In the event, the Hellenistic site of Ai Khanoum was only excavated much later, but in the meantime Foucher focused instead on the later Graeco-Buddhist sites in the region that he thought bore witness to a synthesis of Greek and Indian art in their striking statues of the Buddha and Buddhist bodhisattvas. According to the Chinese monk Xuan Zang who visited the region in 628 CE, there were once some 1,000 Buddhist monasteries in this area of Afghanistan, and Foucher set out to find them.
Excavation work took place at Bamiyan in central Afghanistan, where the giant twin statues of the Buddha were monumental examples of this form of art, as well as at Bagram, identified by Foucher as the site of one of the monasteries visited by Xuan Zang. Perhaps most spectacularly of all, the remains of the ancient monasteries of Tapa Kalan, Tapa Shotor, and Tapa-i-Kafariha, among others, at Hadda near Jalalabad in eastern Afghanistan yielded some of the finest examples of Graeco-Buddhist art.
Examples of finds from these sites are included in the exhibition, along with photographic and other records of the excavations. There are reproductions of some of the frescos that once adorned the caves and Buddha niches at Bamiyan, together with statues of the Buddha in plaster and shale that were found at Hadda and preserved at the Musée Guimet in Paris even as similar collections at the National Museum of Afghanistan in Kabul were destroyed in the 1990s.

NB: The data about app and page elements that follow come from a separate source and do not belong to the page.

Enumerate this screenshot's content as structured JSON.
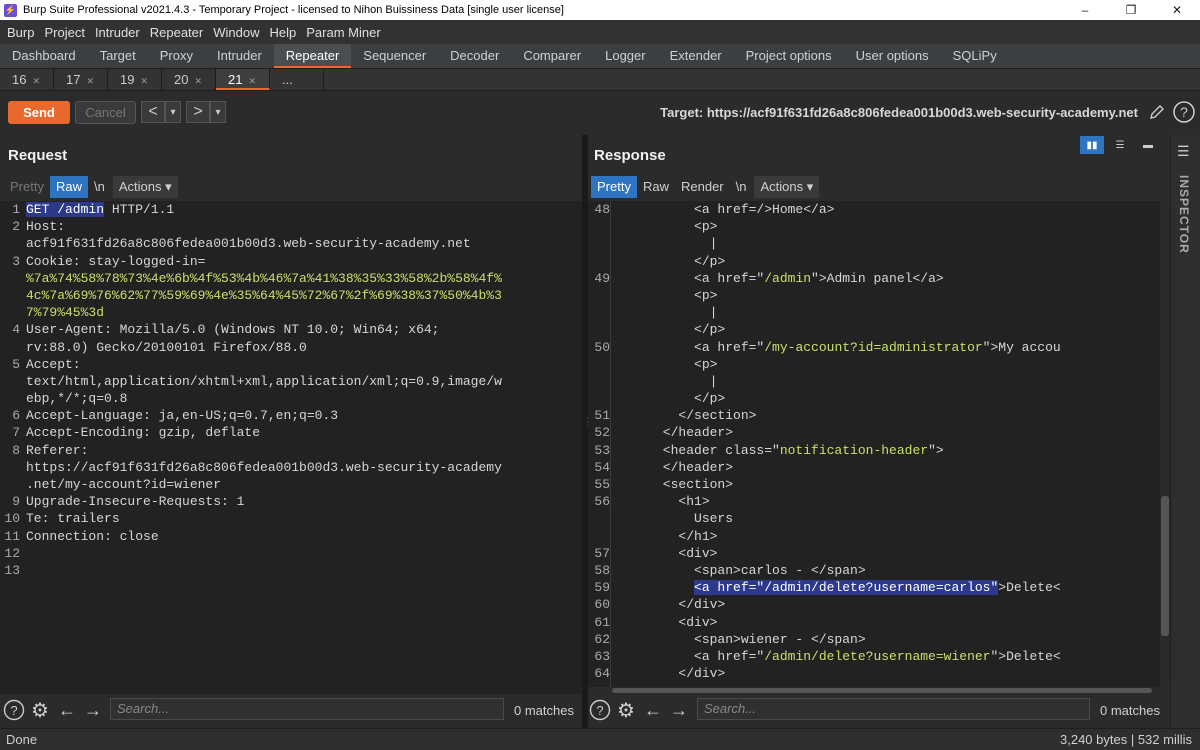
{
  "window": {
    "title": "Burp Suite Professional v2021.4.3 - Temporary Project - licensed to Nihon Buissiness Data [single user license]",
    "minimize": "–",
    "maximize": "❐",
    "close": "✕"
  },
  "menu": [
    "Burp",
    "Project",
    "Intruder",
    "Repeater",
    "Window",
    "Help",
    "Param Miner"
  ],
  "tabs": [
    "Dashboard",
    "Target",
    "Proxy",
    "Intruder",
    "Repeater",
    "Sequencer",
    "Decoder",
    "Comparer",
    "Logger",
    "Extender",
    "Project options",
    "User options",
    "SQLiPy"
  ],
  "active_tab": "Repeater",
  "subtabs": [
    "16",
    "17",
    "19",
    "20",
    "21",
    "..."
  ],
  "active_subtab": "21",
  "toolbar": {
    "send": "Send",
    "cancel": "Cancel",
    "back": "<",
    "back_menu": "▾",
    "forward": ">",
    "forward_menu": "▾",
    "target_label": "Target: https://acf91f631fd26a8c806fedea001b00d3.web-security-academy.net"
  },
  "request": {
    "title": "Request",
    "tabs": {
      "pretty": "Pretty",
      "raw": "Raw",
      "newline": "\\n",
      "actions": "Actions"
    },
    "lines": [
      {
        "n": "1",
        "parts": [
          [
            "hl",
            "GET /admin"
          ],
          [
            "k",
            " HTTP/1.1"
          ]
        ]
      },
      {
        "n": "2",
        "parts": [
          [
            "k",
            "Host:"
          ]
        ]
      },
      {
        "n": "",
        "parts": [
          [
            "k",
            "acf91f631fd26a8c806fedea001b00d3.web-security-academy.net"
          ]
        ]
      },
      {
        "n": "3",
        "parts": [
          [
            "k",
            "Cookie: stay-logged-in="
          ]
        ]
      },
      {
        "n": "",
        "parts": [
          [
            "v",
            "%7a%74%58%78%73%4e%6b%4f%53%4b%46%7a%41%38%35%33%58%2b%58%4f%"
          ]
        ]
      },
      {
        "n": "",
        "parts": [
          [
            "v",
            "4c%7a%69%76%62%77%59%69%4e%35%64%45%72%67%2f%69%38%37%50%4b%3"
          ]
        ]
      },
      {
        "n": "",
        "parts": [
          [
            "v",
            "7%79%45%3d"
          ]
        ]
      },
      {
        "n": "4",
        "parts": [
          [
            "k",
            "User-Agent: Mozilla/5.0 (Windows NT 10.0; Win64; x64;"
          ]
        ]
      },
      {
        "n": "",
        "parts": [
          [
            "k",
            "rv:88.0) Gecko/20100101 Firefox/88.0"
          ]
        ]
      },
      {
        "n": "5",
        "parts": [
          [
            "k",
            "Accept:"
          ]
        ]
      },
      {
        "n": "",
        "parts": [
          [
            "k",
            "text/html,application/xhtml+xml,application/xml;q=0.9,image/w"
          ]
        ]
      },
      {
        "n": "",
        "parts": [
          [
            "k",
            "ebp,*/*;q=0.8"
          ]
        ]
      },
      {
        "n": "6",
        "parts": [
          [
            "k",
            "Accept-Language: ja,en-US;q=0.7,en;q=0.3"
          ]
        ]
      },
      {
        "n": "7",
        "parts": [
          [
            "k",
            "Accept-Encoding: gzip, deflate"
          ]
        ]
      },
      {
        "n": "8",
        "parts": [
          [
            "k",
            "Referer:"
          ]
        ]
      },
      {
        "n": "",
        "parts": [
          [
            "k",
            "https://acf91f631fd26a8c806fedea001b00d3.web-security-academy"
          ]
        ]
      },
      {
        "n": "",
        "parts": [
          [
            "k",
            ".net/my-account?id=wiener"
          ]
        ]
      },
      {
        "n": "9",
        "parts": [
          [
            "k",
            "Upgrade-Insecure-Requests: 1"
          ]
        ]
      },
      {
        "n": "10",
        "parts": [
          [
            "k",
            "Te: trailers"
          ]
        ]
      },
      {
        "n": "11",
        "parts": [
          [
            "k",
            "Connection: close"
          ]
        ]
      },
      {
        "n": "12",
        "parts": []
      },
      {
        "n": "13",
        "parts": []
      }
    ],
    "search_placeholder": "Search...",
    "matches": "0 matches"
  },
  "response": {
    "title": "Response",
    "tabs": {
      "pretty": "Pretty",
      "raw": "Raw",
      "render": "Render",
      "newline": "\\n",
      "actions": "Actions"
    },
    "lines": [
      {
        "n": "48",
        "parts": [
          [
            "k",
            "          <a href=/>Home</a>"
          ]
        ]
      },
      {
        "n": "",
        "parts": [
          [
            "k",
            "          <p>"
          ]
        ]
      },
      {
        "n": "",
        "parts": [
          [
            "k",
            "            |"
          ]
        ]
      },
      {
        "n": "",
        "parts": [
          [
            "k",
            "          </p>"
          ]
        ]
      },
      {
        "n": "49",
        "parts": [
          [
            "k",
            "          <a href=\""
          ],
          [
            "v",
            "/admin"
          ],
          [
            "k",
            "\">Admin panel</a>"
          ]
        ]
      },
      {
        "n": "",
        "parts": [
          [
            "k",
            "          <p>"
          ]
        ]
      },
      {
        "n": "",
        "parts": [
          [
            "k",
            "            |"
          ]
        ]
      },
      {
        "n": "",
        "parts": [
          [
            "k",
            "          </p>"
          ]
        ]
      },
      {
        "n": "50",
        "parts": [
          [
            "k",
            "          <a href=\""
          ],
          [
            "v",
            "/my-account?id=administrator"
          ],
          [
            "k",
            "\">My accou"
          ]
        ]
      },
      {
        "n": "",
        "parts": [
          [
            "k",
            "          <p>"
          ]
        ]
      },
      {
        "n": "",
        "parts": [
          [
            "k",
            "            |"
          ]
        ]
      },
      {
        "n": "",
        "parts": [
          [
            "k",
            "          </p>"
          ]
        ]
      },
      {
        "n": "51",
        "parts": [
          [
            "k",
            "        </section>"
          ]
        ]
      },
      {
        "n": "52",
        "parts": [
          [
            "k",
            "      </header>"
          ]
        ]
      },
      {
        "n": "53",
        "parts": [
          [
            "k",
            "      <header class=\""
          ],
          [
            "v",
            "notification-header"
          ],
          [
            "k",
            "\">"
          ]
        ]
      },
      {
        "n": "54",
        "parts": [
          [
            "k",
            "      </header>"
          ]
        ]
      },
      {
        "n": "55",
        "parts": [
          [
            "k",
            "      <section>"
          ]
        ]
      },
      {
        "n": "56",
        "parts": [
          [
            "k",
            "        <h1>"
          ]
        ]
      },
      {
        "n": "",
        "parts": [
          [
            "k",
            "          Users"
          ]
        ]
      },
      {
        "n": "",
        "parts": [
          [
            "k",
            "        </h1>"
          ]
        ]
      },
      {
        "n": "57",
        "parts": [
          [
            "k",
            "        <div>"
          ]
        ]
      },
      {
        "n": "58",
        "parts": [
          [
            "k",
            "          <span>carlos - </span>"
          ]
        ]
      },
      {
        "n": "59",
        "parts": [
          [
            "k",
            "          "
          ],
          [
            "hl",
            "<a href=\"/admin/delete?username=carlos\""
          ],
          [
            "k",
            ">Delete<"
          ]
        ]
      },
      {
        "n": "60",
        "parts": [
          [
            "k",
            "        </div>"
          ]
        ]
      },
      {
        "n": "61",
        "parts": [
          [
            "k",
            "        <div>"
          ]
        ]
      },
      {
        "n": "62",
        "parts": [
          [
            "k",
            "          <span>wiener - </span>"
          ]
        ]
      },
      {
        "n": "63",
        "parts": [
          [
            "k",
            "          <a href=\""
          ],
          [
            "v",
            "/admin/delete?username=wiener"
          ],
          [
            "k",
            "\">Delete<"
          ]
        ]
      },
      {
        "n": "64",
        "parts": [
          [
            "k",
            "        </div>"
          ]
        ]
      }
    ],
    "search_placeholder": "Search...",
    "matches": "0 matches"
  },
  "inspector_label": "INSPECTOR",
  "status": {
    "left": "Done",
    "right": "3,240 bytes | 532 millis"
  }
}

Following World War II, a new agreement was signed between the Afghan government and the DAFA, this time with a view to extending its activities away from a focus on Afghanistan’s Hellenistic and Graeco-Buddhist heritage towards the whole of its history from the Bronze Age to the present. At the same time, other foreign archaeological missions began working in the country, the most important being Italian, German, and Japanese.
The exhibition reflects these activities in photographs and finds from excavations at Surkh Kotal in north-east Afghanistan between 1952 and 1963, once an important centre of the Kushan Empire that succeeded the Graeco-Bactrian kingdom, and at Lashkari Bazar near the city of Kandahar in the south of the country between 1949 and 1951, a site that was once the winter capital of the region’s Islamic Ghaznavid and Ghurid Dynasties.

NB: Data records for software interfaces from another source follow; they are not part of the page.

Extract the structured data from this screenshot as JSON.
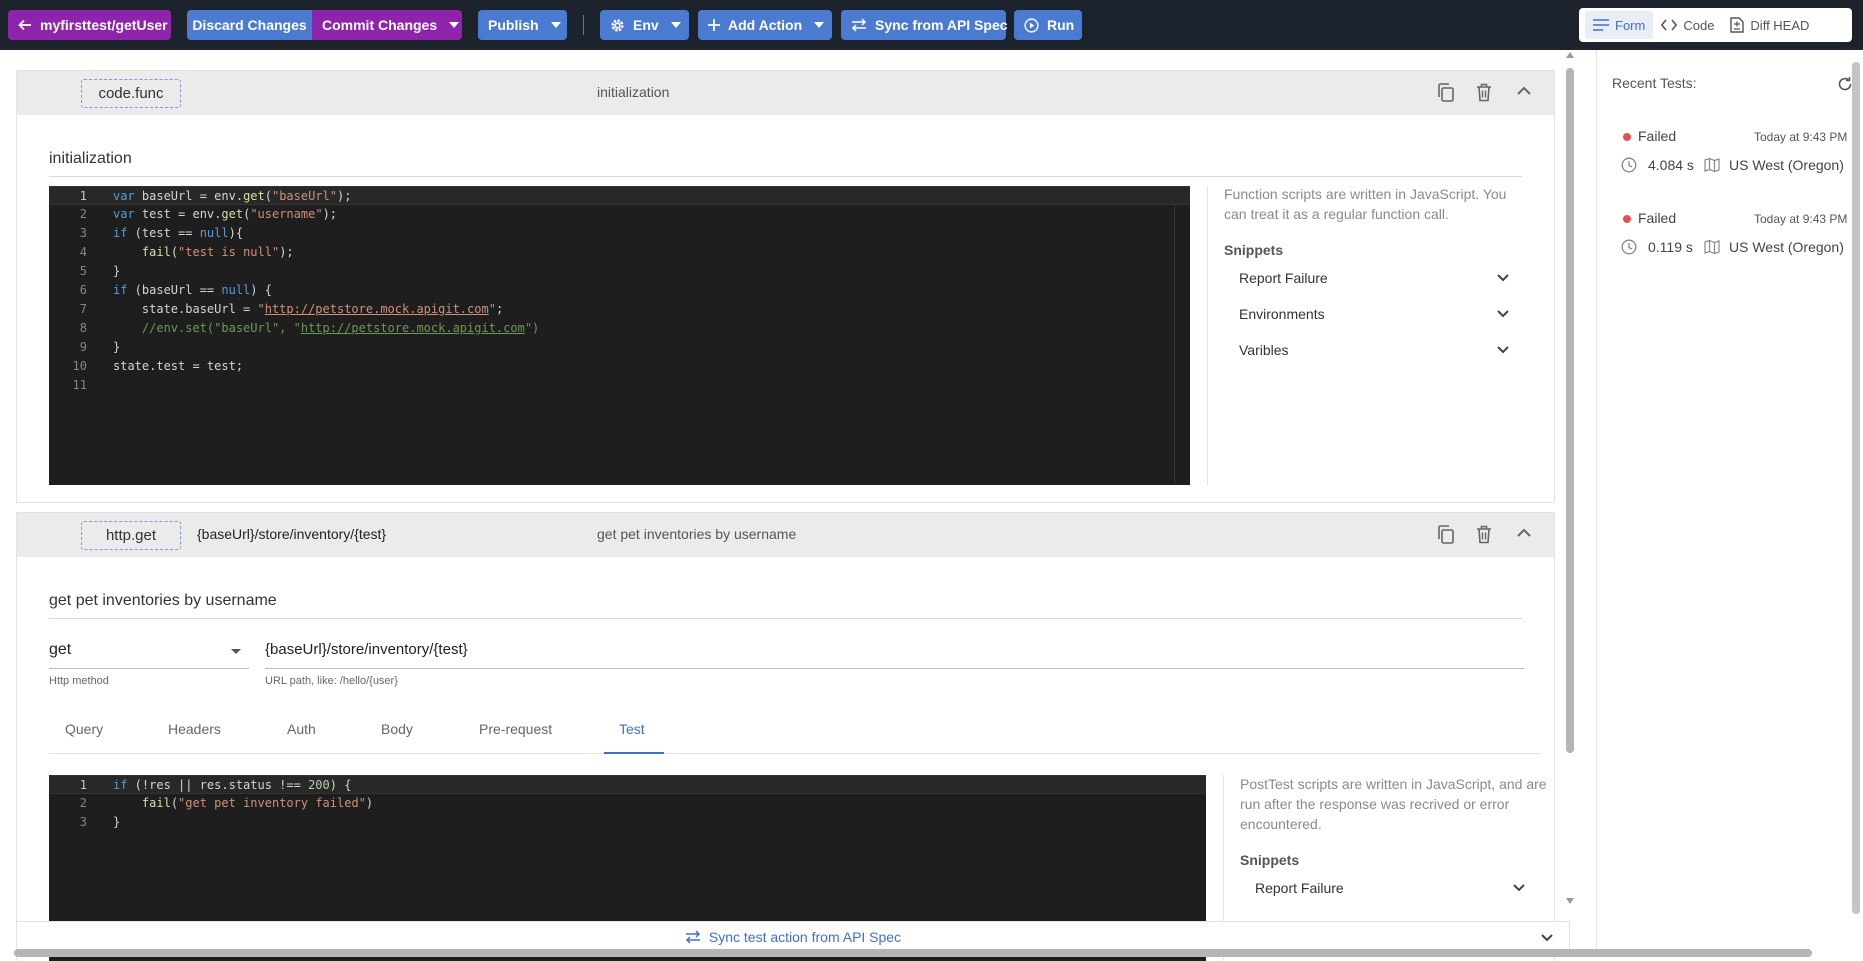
{
  "toolbar": {
    "back_label": "myfirsttest/getUser",
    "discard_label": "Discard Changes",
    "commit_label": "Commit Changes",
    "publish_label": "Publish",
    "env_label": "Env",
    "add_action_label": "Add Action",
    "sync_label": "Sync from API Spec",
    "run_label": "Run",
    "views": [
      {
        "label": "Form",
        "icon": "form-lines-icon",
        "active": true
      },
      {
        "label": "Code",
        "icon": "code-brackets-icon",
        "active": false
      },
      {
        "label": "Diff HEAD",
        "icon": "diff-file-icon",
        "active": false
      }
    ]
  },
  "action1": {
    "type": "code.func",
    "header_title": "initialization",
    "section_title": "initialization",
    "code_lines": [
      "var baseUrl = env.get(\"baseUrl\");",
      "var test = env.get(\"username\");",
      "if (test == null){",
      "    fail(\"test is null\");",
      "}",
      "if (baseUrl == null) {",
      "    state.baseUrl = \"http://petstore.mock.apigit.com\";",
      "    //env.set(\"baseUrl\", \"http://petstore.mock.apigit.com\")",
      "}",
      "state.test = test;",
      ""
    ],
    "help_text": "Function scripts are written in JavaScript. You can treat it as a regular function call.",
    "snippets_heading": "Snippets",
    "snippets": [
      "Report Failure",
      "Environments",
      "Varibles"
    ]
  },
  "action2": {
    "type": "http.get",
    "header_path": "{baseUrl}/store/inventory/{test}",
    "header_title": "get pet inventories by username",
    "section_title": "get pet inventories by username",
    "method": {
      "value": "get",
      "label": "Http method"
    },
    "url": {
      "value": "{baseUrl}/store/inventory/{test}",
      "label": "URL path, like: /hello/{user}"
    },
    "tabs": [
      "Query",
      "Headers",
      "Auth",
      "Body",
      "Pre-request",
      "Test"
    ],
    "active_tab": "Test",
    "code_lines": [
      "if (!res || res.status !== 200) {",
      "    fail(\"get pet inventory failed\")",
      "}"
    ],
    "help_text": "PostTest scripts are written in JavaScript, and are run after the response was recrived or error encountered.",
    "snippets_heading": "Snippets",
    "snippets": [
      "Report Failure"
    ]
  },
  "sync_bar_label": "Sync test action from API Spec",
  "recent": {
    "title": "Recent Tests:",
    "items": [
      {
        "status": "Failed",
        "time": "Today at 9:43 PM",
        "duration": "4.084 s",
        "region": "US West (Oregon)"
      },
      {
        "status": "Failed",
        "time": "Today at 9:43 PM",
        "duration": "0.119 s",
        "region": "US West (Oregon)"
      }
    ]
  },
  "colors": {
    "topbar": "#1d232c",
    "purple": "#8e24aa",
    "blue": "#4b7bd0",
    "accent": "#3f6fd0",
    "failed": "#e05252",
    "editor_bg": "#1e1e1e"
  }
}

Later rooms show the work carried out by multiple teams on the Minaret of Jam in the west of Afghanistan, a lone minaret dating back to the Ghurid Dynasty. The latter established the Islamic Delhi Sultanate in India, the forerunner of the Moghul Empire. An instructive video in the exhibition shows the Minaret’s complicated internal structure.
There is also a review of work carried out at Herat in western Afghanistan, a city established by Timur, founder of the Timurid Dynasty, who is perhaps best known to Western audiences by his English name of Tamburlaine the Great. Various international teams have worked on the restoration of the city’s Gawhar Shad Mausoleum, Husayn Bayqara Musalla Complex, and Qala-e Ikhtyaruddin Citadel, as they have on the Mosque of Khwaga Abu Nasr Parsa in Balkh and of course also on the restoration of the National Museum of Afghanistan in Kabul after its destruction in the 1990s.
Writing in the catalogue accompanying the exhibition, former Afghan ambassador to France Abdel-Ellah Sediqi refers to the history of French archaeology in Afghanistan in glowing terms, seeing it as a lesson in international cooperation. He expresses the hope that the Taliban regime that came to power in Afghanistan in August 2021 following the withdrawal of US forces will respect that legacy, a wish all visitors to the exhibition will share.
Afghanistan, ombres et légendes, Musée Guimet, Paris, until 6 February.
* A version of this article appears in print in the 2 February, 2023 edition of Al-Ahram Weekly